So, I accept Gordon's point that hiking minimum wage to a point still lower than the poverty line does not alone lift recipients over the poverty line. It is undeniably true, but a lot of work to prove a tautology. It is equally tautological to say that 100% of recipients of minimum wage have more money after you hike minimum wage, but that doesn't alone vindicate me. My point is that it is what those improvements allow -- in this case, a less punitive SA rate, more incentives to take entry-level work, and a firmer step toward the middle class for transitional families.
It isn't a critique of Gordon's work to point out that it tells us nothing about the value of New Brunswick's minimum wage hike on the welfare to work journey, just as it isn't a critique of the poverty reduction plan to point out that it does little to renew fish stocks off the coast of Shippagan. Both should only be evaluated based upon what they purport to tell us -- and Gordon's flaw is not that his work doesn't address welfare to work transitions; his flaw would only be if he pretended that it does.
I hope this post has shown some of the challenges decision makers face when trying to solve complex problems using data in areas where we are not, ourselves, academic experts. There is no group called "the experts" any more than there is a group called "the public". After all, Card and Gordon both know more than I do about economic theory, and they disagree with each other. To make things harder, each can add expertise in one area, but poverty is a field which will also involve disciplines where they have no particular expertise beyond being (like the authors of the poverty plan) well-informed laypeople.
Using models from other provinces and states, academic literature on poverty transitions, and learned experiences from those who had overcome and worked with poverty for years, we became convinced that the long journey from welfare to stable employment required SA rates that provided some stability of survival and entry-level work that was a better deal than social assistance, and that these were steps people had to reach to get to the ultimate goal. And that's why Gordon's finding that minimum wage alone doesn't get people to an income beyond the poverty line doesn't really answer the question of whether higher minimum wage with the rest of the policy steps contained will get people closer to being above the poverty line than they would be if we stuck with the status quo.

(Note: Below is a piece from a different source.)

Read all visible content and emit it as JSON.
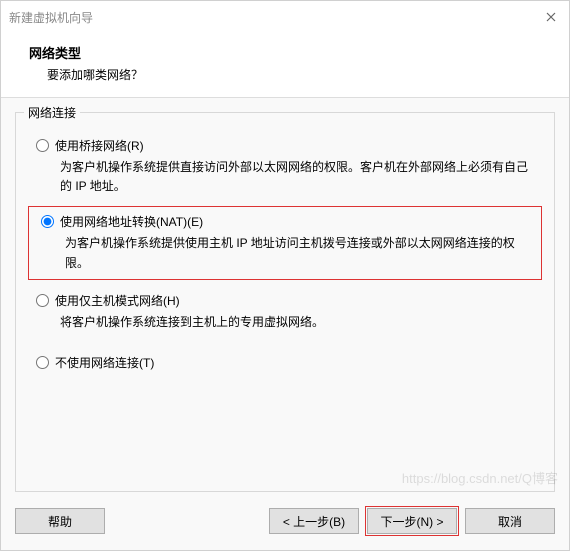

I was also guided by these questions, which I will ask critics of the minimum wage his in the New Brunswick context.
- If minimum wage does not go up, how would you raise social assistance rates that experts agree are punitive and damaging to the employment transition, and still make the choice of entry-level work over social assistance worthwhile?
- Since 1987, New Brunswick has pursued a unique policy - we have had the lowest social assistance rates and minimum wage rates in Canada. What tangible gains in employment and poverty rates has that policy demonstrated in the last quarter century?
In the end, every policy must start in a place where it has never been done exactly that way in exactly that place. The reason the poverty strategy has a commitment to measure is for just that reason, and I hope it will improve lives here and offer some guidance to those who seek the same in their communities.